Tuberculosis (TB) is a persistent lung infection that has plagued mankind for centuries and ranks as one of the most serious threats to world health today. 2-3 million deaths are attributed yearly to the disease, and new urgency is added by the emergence of strains resistant to all of the available chemotherapeutic agents. The threat of drug-resistant TB as a bioterrorism agent has led to it's listing as a NIAID Category C Priority Pathogen for biodefense research.
Our interests lie at the interface of prokaryotic and eukaryotic biology during bacterial infections. In particular, we study human pathogen Mycobacterium tuberculosis, which is remarkably adept at subverting host immune cell function. We use genetics as a primary tool to identify bacterial genes required for pathogenesis, as well as employ a wide variety of complementary approaches to understand how the bacterium interacts with and alters its immune-cell niche, the macrophage.

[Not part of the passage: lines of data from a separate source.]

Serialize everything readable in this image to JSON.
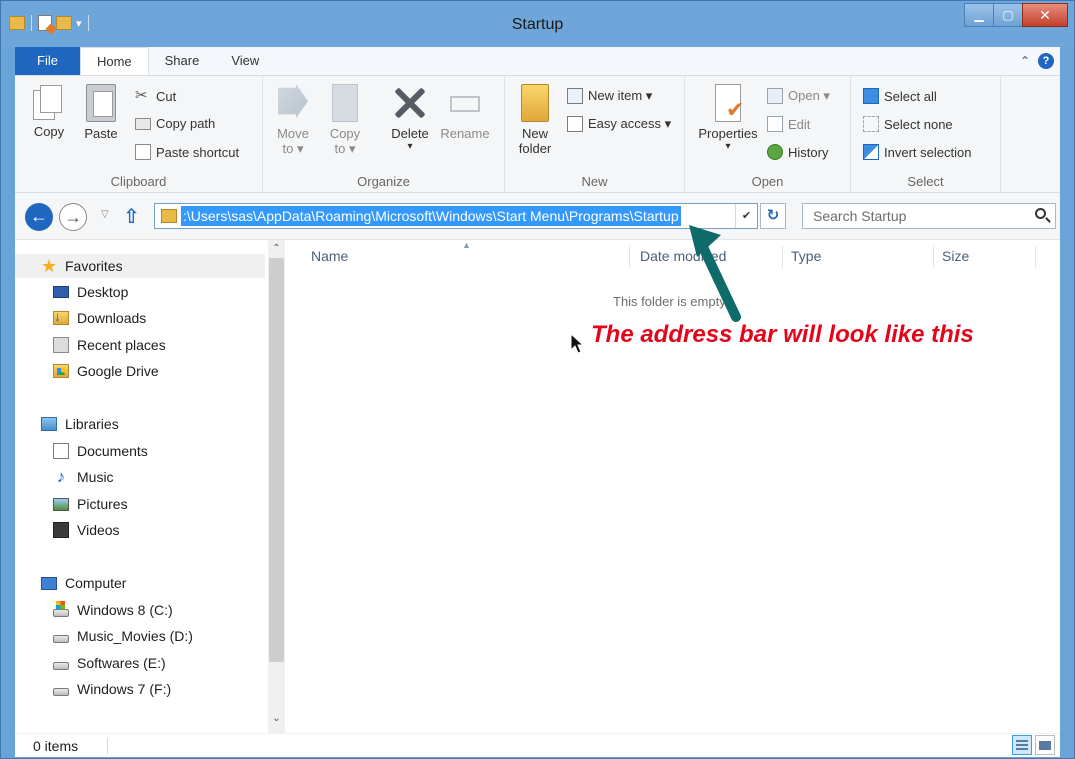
{
  "window": {
    "title": "Startup"
  },
  "tabs": [
    {
      "label": "File"
    },
    {
      "label": "Home"
    },
    {
      "label": "Share"
    },
    {
      "label": "View"
    }
  ],
  "ribbon": {
    "clipboard": {
      "label": "Clipboard",
      "copy": "Copy",
      "paste": "Paste",
      "cut": "Cut",
      "copy_path": "Copy path",
      "paste_shortcut": "Paste shortcut"
    },
    "organize": {
      "label": "Organize",
      "move_to_1": "Move",
      "move_to_2": "to ▾",
      "copy_to_1": "Copy",
      "copy_to_2": "to ▾",
      "delete": "Delete",
      "delete_caret": "▾",
      "rename": "Rename"
    },
    "new": {
      "label": "New",
      "new_folder_1": "New",
      "new_folder_2": "folder",
      "new_item": "New item ▾",
      "easy_access": "Easy access ▾"
    },
    "open": {
      "label": "Open",
      "properties": "Properties",
      "properties_caret": "▾",
      "open": "Open ▾",
      "edit": "Edit",
      "history": "History"
    },
    "select": {
      "label": "Select",
      "select_all": "Select all",
      "select_none": "Select none",
      "invert_selection": "Invert selection"
    }
  },
  "address": {
    "path": ":\\Users\\sas\\AppData\\Roaming\\Microsoft\\Windows\\Start Menu\\Programs\\Startup"
  },
  "search": {
    "placeholder": "Search Startup"
  },
  "nav_pane": {
    "favorites": {
      "label": "Favorites",
      "items": [
        "Desktop",
        "Downloads",
        "Recent places",
        "Google Drive"
      ]
    },
    "libraries": {
      "label": "Libraries",
      "items": [
        "Documents",
        "Music",
        "Pictures",
        "Videos"
      ]
    },
    "computer": {
      "label": "Computer",
      "items": [
        "Windows 8 (C:)",
        "Music_Movies (D:)",
        "Softwares (E:)",
        "Windows 7 (F:)"
      ]
    }
  },
  "columns": [
    "Name",
    "Date modified",
    "Type",
    "Size"
  ],
  "empty_message": "This folder is empty.",
  "annotation": "The address bar will look like this",
  "status": {
    "items": "0 items"
  },
  "colors": {
    "accent": "#1f66c1",
    "title_bar": "#6ea6da",
    "annotation": "#e3051b",
    "arrow": "#0f6a6a",
    "selection": "#3399ff"
  }
}
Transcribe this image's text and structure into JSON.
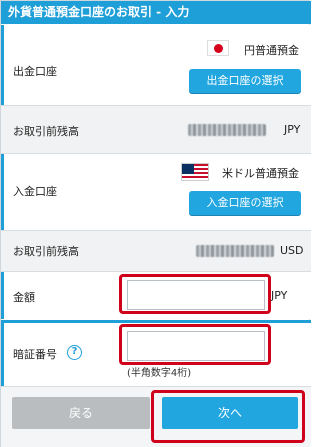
{
  "title": "外貨普通預金口座のお取引 - 入力",
  "withdrawal": {
    "label": "出金口座",
    "account_name": "円普通預金",
    "flag_icon": "japan-flag-icon",
    "select_button": "出金口座の選択",
    "balance_label": "お取引前残高",
    "balance_currency": "JPY"
  },
  "deposit": {
    "label": "入金口座",
    "account_name": "米ドル普通預金",
    "flag_icon": "us-flag-icon",
    "select_button": "入金口座の選択",
    "balance_label": "お取引前残高",
    "balance_currency": "USD"
  },
  "amount": {
    "label": "金額",
    "value": "",
    "currency": "JPY"
  },
  "pin": {
    "label": "暗証番号",
    "value": "",
    "note": "(半角数字4桁)"
  },
  "buttons": {
    "back": "戻る",
    "next": "次へ"
  },
  "colors": {
    "accent": "#1f9fd8",
    "highlight": "#d0021b"
  }
}
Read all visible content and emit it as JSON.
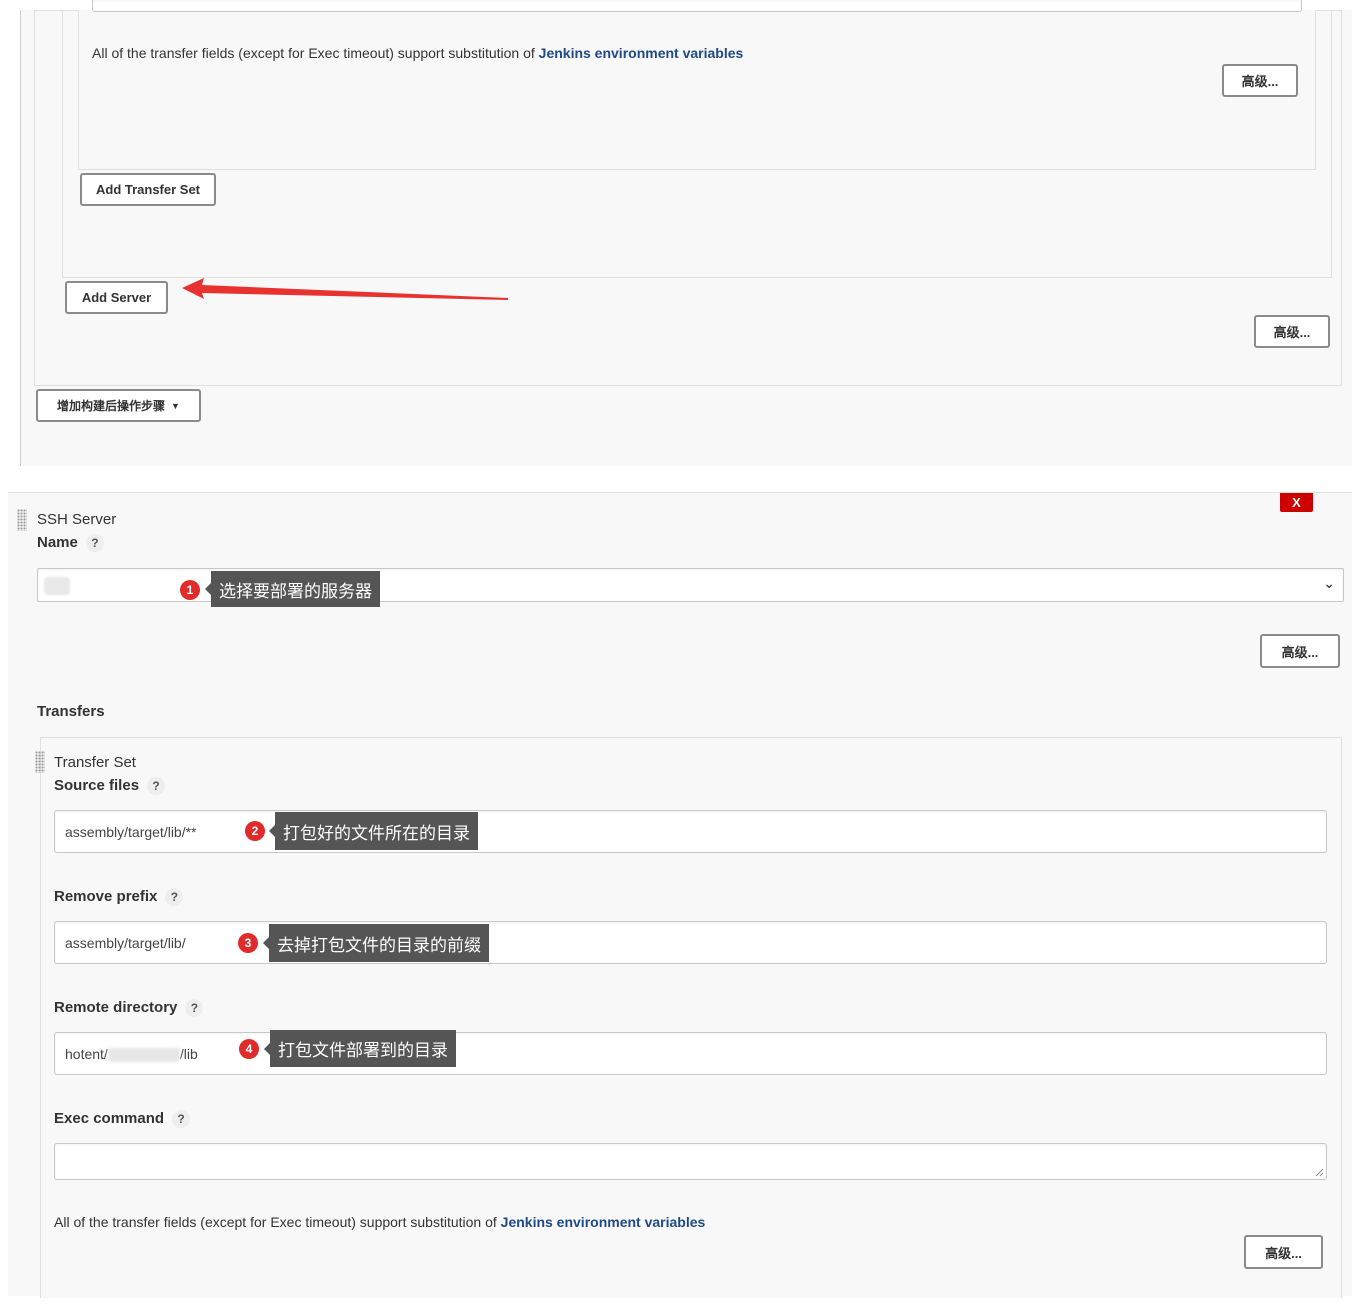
{
  "top_section": {
    "note_text": "All of the transfer fields (except for Exec timeout) support substitution of ",
    "note_link": "Jenkins environment variables",
    "advanced_label": "高级...",
    "add_transfer_set_label": "Add Transfer Set",
    "add_server_label": "Add Server",
    "advanced_label_2": "高级...",
    "add_post_build_label": "增加构建后操作步骤"
  },
  "ssh_server": {
    "section_title": "SSH Server",
    "close_label": "X",
    "name_label": "Name",
    "name_help": "?",
    "name_badge": "1",
    "name_tip": "选择要部署的服务器",
    "advanced_label": "高级..."
  },
  "transfers": {
    "heading": "Transfers",
    "set_title": "Transfer Set",
    "source_files": {
      "label": "Source files",
      "help": "?",
      "value": "assembly/target/lib/**",
      "badge": "2",
      "tip": "打包好的文件所在的目录"
    },
    "remove_prefix": {
      "label": "Remove prefix",
      "help": "?",
      "value": "assembly/target/lib/",
      "badge": "3",
      "tip": "去掉打包文件的目录的前缀"
    },
    "remote_directory": {
      "label": "Remote directory",
      "help": "?",
      "value_start": "hotent/",
      "value_end": "/lib",
      "badge": "4",
      "tip": "打包文件部署到的目录"
    },
    "exec_command": {
      "label": "Exec command",
      "help": "?",
      "value": ""
    },
    "note_text": "All of the transfer fields (except for Exec timeout) support substitution of ",
    "note_link": "Jenkins environment variables",
    "advanced_label": "高级..."
  },
  "colors": {
    "accent_link": "#204a87",
    "badge_red": "#e02b2b",
    "tooltip_bg": "#555555",
    "close_red": "#cc0000",
    "arrow_red": "#e8322f"
  }
}
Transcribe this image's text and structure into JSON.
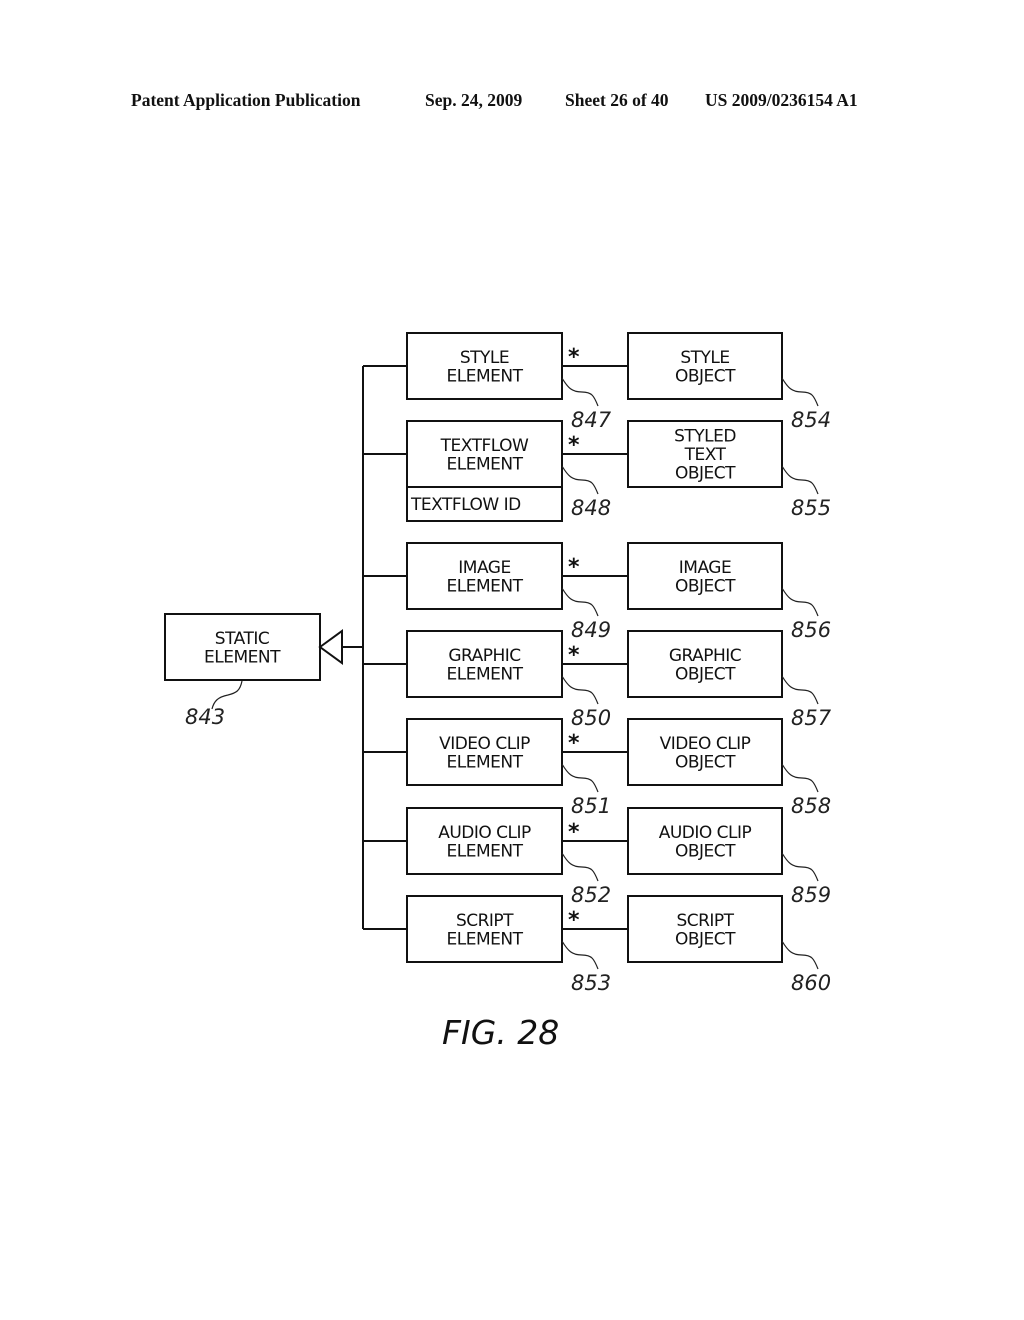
{
  "header": {
    "left": "Patent Application Publication",
    "date": "Sep. 24, 2009",
    "sheet": "Sheet 26 of 40",
    "pub_number": "US 2009/0236154 A1"
  },
  "diagram": {
    "root": {
      "lines": [
        "STATIC",
        "ELEMENT"
      ],
      "ref": "843"
    },
    "multiplicity": "*",
    "rows": [
      {
        "element": {
          "lines": [
            "STYLE",
            "ELEMENT"
          ],
          "ref": "847"
        },
        "object": {
          "lines": [
            "STYLE",
            "OBJECT"
          ],
          "ref": "854"
        }
      },
      {
        "element": {
          "lines": [
            "TEXTFLOW",
            "ELEMENT"
          ],
          "ref": "848",
          "attribute": "TEXTFLOW ID"
        },
        "object": {
          "lines": [
            "STYLED",
            "TEXT",
            "OBJECT"
          ],
          "ref": "855"
        }
      },
      {
        "element": {
          "lines": [
            "IMAGE",
            "ELEMENT"
          ],
          "ref": "849"
        },
        "object": {
          "lines": [
            "IMAGE",
            "OBJECT"
          ],
          "ref": "856"
        }
      },
      {
        "element": {
          "lines": [
            "GRAPHIC",
            "ELEMENT"
          ],
          "ref": "850"
        },
        "object": {
          "lines": [
            "GRAPHIC",
            "OBJECT"
          ],
          "ref": "857"
        }
      },
      {
        "element": {
          "lines": [
            "VIDEO CLIP",
            "ELEMENT"
          ],
          "ref": "851"
        },
        "object": {
          "lines": [
            "VIDEO CLIP",
            "OBJECT"
          ],
          "ref": "858"
        }
      },
      {
        "element": {
          "lines": [
            "AUDIO CLIP",
            "ELEMENT"
          ],
          "ref": "852"
        },
        "object": {
          "lines": [
            "AUDIO CLIP",
            "OBJECT"
          ],
          "ref": "859"
        }
      },
      {
        "element": {
          "lines": [
            "SCRIPT",
            "ELEMENT"
          ],
          "ref": "853"
        },
        "object": {
          "lines": [
            "SCRIPT",
            "OBJECT"
          ],
          "ref": "860"
        }
      }
    ],
    "figure_label": "FIG. 28"
  }
}
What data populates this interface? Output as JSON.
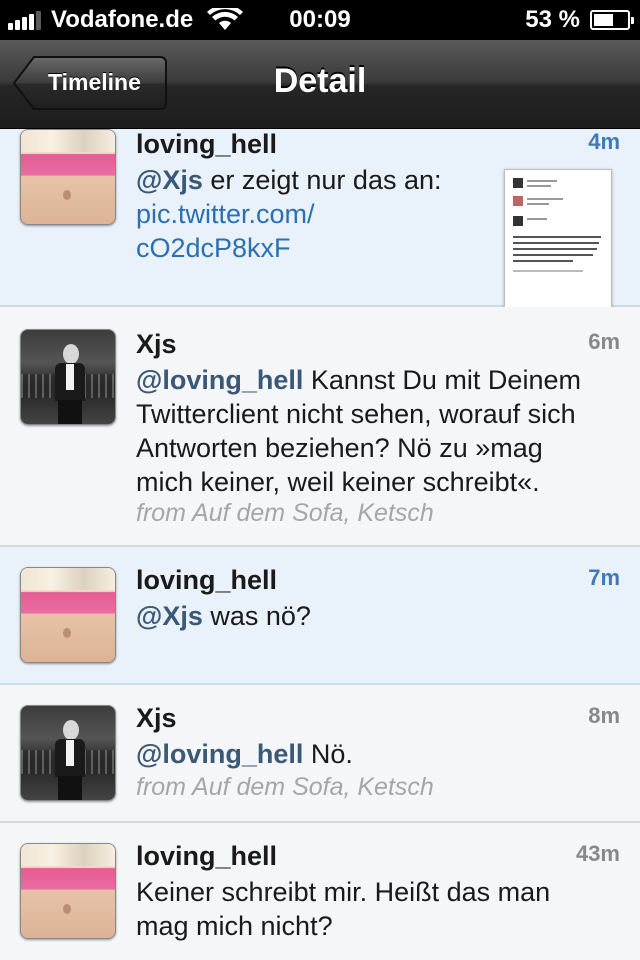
{
  "status_bar": {
    "carrier": "Vodafone.de",
    "time": "00:09",
    "battery": "53 %"
  },
  "nav": {
    "back_label": "Timeline",
    "title": "Detail"
  },
  "tweets": [
    {
      "username": "loving_hell",
      "time": "4m",
      "mention": "@Xjs",
      "text_line1": " er zeigt nur das an:",
      "link_line1": "pic.twitter.com/",
      "link_line2": "cO2dcP8kxF"
    },
    {
      "username": "Xjs",
      "time": "6m",
      "mention": "@loving_hell",
      "text_line1": " Kannst Du mit Deinem",
      "text_line2": "Twitterclient nicht sehen, worauf sich",
      "text_line3": "Antworten beziehen? Nö zu »mag",
      "text_line4": "mich keiner, weil keiner schreibt«.",
      "source": "from Auf dem Sofa, Ketsch"
    },
    {
      "username": "loving_hell",
      "time": "7m",
      "mention": "@Xjs",
      "text_line1": " was nö?"
    },
    {
      "username": "Xjs",
      "time": "8m",
      "mention": "@loving_hell",
      "text_line1": " Nö.",
      "source": "from Auf dem Sofa, Ketsch"
    },
    {
      "username": "loving_hell",
      "time": "43m",
      "text_line1": "Keiner schreibt mir. Heißt das man",
      "text_line2": "mag mich nicht?"
    }
  ],
  "colors": {
    "mention_bg": "#e9f1fa",
    "normal_bg": "#f5f6f7",
    "link": "#2b6fb4",
    "mention_time": "#3f7ab7"
  },
  "icons": {
    "signal": "signal-bars-icon",
    "wifi": "wifi-icon",
    "battery": "battery-icon",
    "back": "back-arrow-button"
  }
}
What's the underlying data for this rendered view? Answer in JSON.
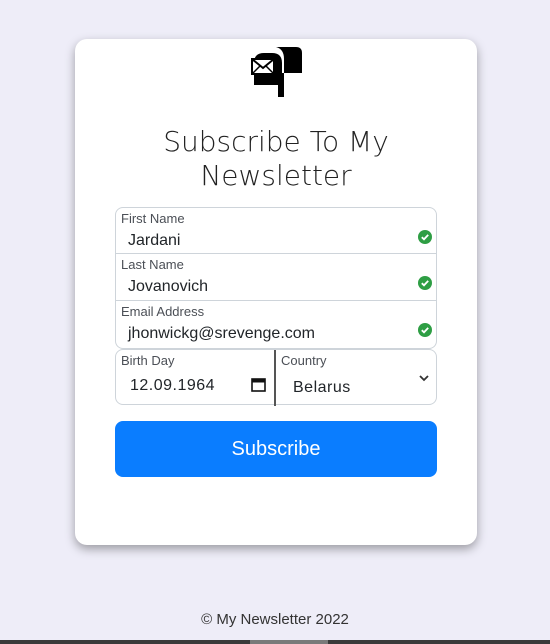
{
  "card": {
    "logo_icon": "mailbox-icon",
    "title_line1": "Subscribe To My",
    "title_line2": "Newsletter"
  },
  "form": {
    "first_name": {
      "label": "First Name",
      "value": "Jardani",
      "status_icon": "check-circle-icon"
    },
    "last_name": {
      "label": "Last Name",
      "value": "Jovanovich",
      "status_icon": "check-circle-icon"
    },
    "email": {
      "label": "Email Address",
      "value": "jhonwickg@srevenge.com",
      "status_icon": "check-circle-icon"
    },
    "birth_day": {
      "label": "Birth Day",
      "value": "12.09.1964",
      "icon": "calendar-icon"
    },
    "country": {
      "label": "Country",
      "value": "Belarus",
      "icon": "chevron-down-icon"
    },
    "submit_label": "Subscribe"
  },
  "footer": {
    "text": "© My Newsletter 2022"
  },
  "colors": {
    "background": "#eeedf8",
    "button": "#0a7dff",
    "valid": "#2e9e44"
  }
}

How the TB bacillus interacts with host cells in order to grow during infection is not well understood. The primary objective of the proposed research is to understand the mechanisms by which this pathogen triggers and manipulates host responses of macrophages. Understanding how macrophages sense M. tuberculosis infection and begin to initiate the cytosolic surveillance pathway specific to virulent M. tuberculosis may help in the development of new TB treatments and diagnostics, as well as diagnostics for a broad range of infectious diseases. Ultimately, by understanding tuberculosis pathogenesis at the molecular level, we hope to aid in the discovery of new therapies to combat and eradicate the pathogen.